This time we will have to prop 20 points, so there will not be a lot of space down there for removing and replacing steel plates, app. 9M long and weighing about 1 ½ T.
The weakest part of the bridge is now the corroded bottom flange plates (up to 4 plates ½” thick, around the centre)
which has reduced their thickness by a large amount. The repair proposed involves removing the corroded plates by drilling out app. 160 7/8” diameter rivets per girder, passing through steel plates between 1” and 2 ½” thick. The new plates will comprise two thicker plates, and these will be attached to the bottom flange connection angles with 22mm Torsion Control bolts. All the new plates will probably have to be drilled on site, as rivet spacing can be slightly variable.
In addition to this bottom flange plate replacement work, the vertical web part of the cross girders has also suffered considerable loss of thickness due to corrosion (see photos below)
and these web plates need thickening up by the welding in of additional plates. All welds will have to be tested, especially as early steel, made almost 120 years ago, is not as good as what we will now be putting back, and so welding will have to be very carefully done.
The other main work required is where the cross girders connect to the outer main girders (See photo)
The upper parts of the cross girders are enclosed in the Jack-arch brickwork, as can be seen in the photos, and so this will have to be cut away locally, to expose the steel angles which are rivetted to the vertical web of the cross girder. Again, drilling out of rivets is required, but this location only involves just 15 7/8” diameter rivets, but working in a very confined space.
Once the 2 new web connection angles are installed, the brickwork will have to be made good, possibly with concrete, as we did in 2007 (see photo below).
When all the steel repairs are completed, all new replacement steel, and probably some other, poor condition steel parts, will be cleaned and painted.
The one good thing about the work now required is that it is all below the deck and so will be sheltered from the weather, although cold temperatures, and short hours of daylight can restrict and delay certain works.

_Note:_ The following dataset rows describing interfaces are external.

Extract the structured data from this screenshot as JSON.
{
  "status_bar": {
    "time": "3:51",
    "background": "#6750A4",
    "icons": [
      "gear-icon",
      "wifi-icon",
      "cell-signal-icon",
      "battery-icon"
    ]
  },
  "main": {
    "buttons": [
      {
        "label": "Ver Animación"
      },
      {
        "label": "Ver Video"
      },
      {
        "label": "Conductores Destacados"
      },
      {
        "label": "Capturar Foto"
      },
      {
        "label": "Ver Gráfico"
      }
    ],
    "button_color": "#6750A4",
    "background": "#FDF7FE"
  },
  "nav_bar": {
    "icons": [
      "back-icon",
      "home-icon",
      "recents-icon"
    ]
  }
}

Depending on the costs, once we get tenders back, we hope to do the same repairs to the ends of the 2 short cross girders, which was not done in 2007. As before this will involve installing 6 props for each short cross girder.
There are other minor works to be done, including replacing missing, or damaged Jack-arch bricks, and possibly some small repairs to other steel looking in poor condition.
Finally, the ballast and track will have to be replaced and made safe to run trains again.
As mentioned in the recent V.A. the repair scheme for that work is in hand. This involves designing the changes to the steelwork, preparing detailed drawings and schedules of work so that we can go out for competitive tenders. We hope to be getting tenders returned sometime in September. This will then show us how much money will be needed, and how long the work will take.
The amount of work required to bring this bridge completely up to anything like the standard achieved on the Bridges to Broadway contract done in 2014, is likely to take far too long to be done in one shut-down period, and so it will almost certainly need to be split into 3 stages. Stage 1 will see the removal of the traffic lights, at last.
I hope that this is of interest, and understandable!
John Balderstone – Structures Engineer - 29.7.21